Nothing makes me feel quite as old as sitting in the dentist’s chair. Our teeth, after all, age us. They are not disguised with makeup or hair dye. They simply are there. Revealing.
It always makes me think of a stray blue heeler dog I once enticed to follow me home when I was about eight years old. Mum looked in Charlie’s mouth, (for this is what I had named him on our journey home) and declared him to be too old. I narrowed my eyes and really looked at Charlie and tried to see it, but he seemed like a good handsome young dog to me (ah, love is blind). By the morning, Charlie had returned to his stray life.... after eating a few of our chickens, his teeth not being too old for that! Needless to say, I wasn’t a very popular person at our house for a few days.
Teeth trouble can make you very vulnerable. Recently I have been visiting the dentist a bit, and I don’t mean visiting for afternoon tea. While I’m a good patient, comfortable and calm with the procedures, it is the vulnerability of my teeth which makes me uneasy - the importance of teeth and the ridiculous cost of looking after them. Sometimes I dream I am eating at a dinner party and my teeth are breaking and falling out and I’m trying to hide them...but perhaps I’m revealing too much about myself....
Surely there should be public dental health system? We can’t replace our teeth, they affect the way we appear, our confidence, our relationships, our work, our diet and our digestion. And most importantly, our dental health affects our overall health and therefore should surely be included under a medicare umbrella. Can there be a more defined social divide between rich and poor than through the teeth we show when we talk and smile and sing? Is it fair that one socio economic group is disabled in accessing a basic health need?
I have lost two teeth through poverty. When I was a struggling studying single mother living on the smell of an oily rag, I couldn’t afford dental care until in crisis. Fortunately, while in the process of dealing with one infected tooth, I received a grant for screen writing. I spent the entire grant on that tooth – only to lose the tooth later down the track because I didn’t have enough money for the final crown(damn you Australian Film Commission!). And the film was never made either!
I was on a waiting list for the dental hospital, but the list was long, really l...o....n...g, and three years later, my number still hadn’t come up. By then the temporary crown had broken, the tooth had been reinfected and needed to be pulled out. For me, I have a rather large and froggy smile which at times stretches (think Wallace and Gromit) to show that gap. I was, quietly, a little bit devastated.
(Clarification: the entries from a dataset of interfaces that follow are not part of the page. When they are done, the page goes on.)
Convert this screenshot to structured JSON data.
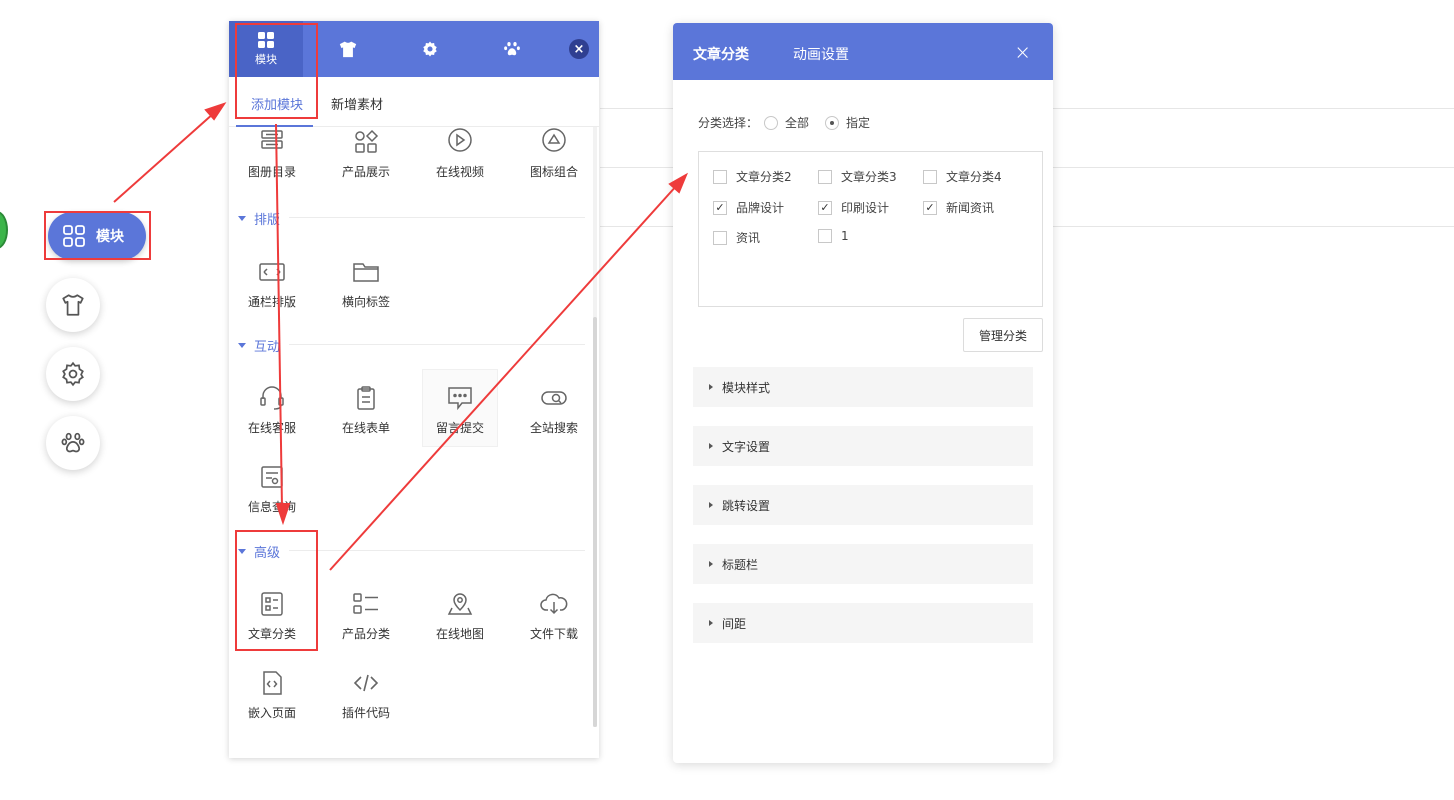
{
  "dock": {
    "main_label": "模块",
    "buttons": [
      "shirt-icon",
      "gear-icon",
      "paw-icon"
    ]
  },
  "module_panel": {
    "tabs": [
      {
        "icon": "grid-icon",
        "label": "模块"
      },
      {
        "icon": "shirt-icon",
        "label": ""
      },
      {
        "icon": "gear-icon",
        "label": ""
      },
      {
        "icon": "paw-icon",
        "label": ""
      }
    ],
    "close": "×",
    "subtabs": {
      "add": "添加模块",
      "material": "新增素材"
    },
    "top_items": [
      "图册目录",
      "产品展示",
      "在线视频",
      "图标组合"
    ],
    "sections": [
      {
        "title": "排版",
        "items": [
          "通栏排版",
          "横向标签"
        ]
      },
      {
        "title": "互动",
        "items": [
          "在线客服",
          "在线表单",
          "留言提交",
          "全站搜索",
          "信息查询"
        ]
      },
      {
        "title": "高级",
        "items": [
          "文章分类",
          "产品分类",
          "在线地图",
          "文件下载",
          "嵌入页面",
          "插件代码"
        ]
      }
    ]
  },
  "settings_panel": {
    "tabs": [
      "文章分类",
      "动画设置"
    ],
    "close": "×",
    "category_select": {
      "label": "分类选择：",
      "options": [
        "全部",
        "指定"
      ],
      "selected": "指定"
    },
    "categories": [
      {
        "name": "文章分类2",
        "checked": false,
        "mark": ""
      },
      {
        "name": "文章分类3",
        "checked": false,
        "mark": ""
      },
      {
        "name": "文章分类4",
        "checked": false,
        "mark": ""
      },
      {
        "name": "品牌设计",
        "checked": true,
        "mark": "✓"
      },
      {
        "name": "印刷设计",
        "checked": true,
        "mark": "✓"
      },
      {
        "name": "新闻资讯",
        "checked": true,
        "mark": "✓"
      },
      {
        "name": "资讯",
        "checked": false,
        "mark": ""
      },
      {
        "name": "1",
        "checked": false,
        "mark": ""
      }
    ],
    "manage_button": "管理分类",
    "accordions": [
      "模块样式",
      "文字设置",
      "跳转设置",
      "标题栏",
      "间距"
    ]
  },
  "colors": {
    "primary": "#5b76d9",
    "highlight": "#ee3b3b"
  }
}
The Greens party recognise that Australia needs a dental health system accessible to every one. This is from Greens Senator Richard Di Natale's website "Australia's oral health is poor. A third of people say they can’t afford to go to the dentist, or delay going to the dentist because of the cost. This results in an unnecessary burden on the health system. 7-10% of GP visits are due untreated dental problems. An estimated 500,000 people are on waiting lists for public dental care, with average wait times of 27 months and in some cases higher than 5 years. More than 60,000 hospital visits a year are caused by dental problems."
Here is a link to the Senator's opinion piece on the abc's The Drum, entitled "Sink your teeth into dental reform". The comments are also worth a read.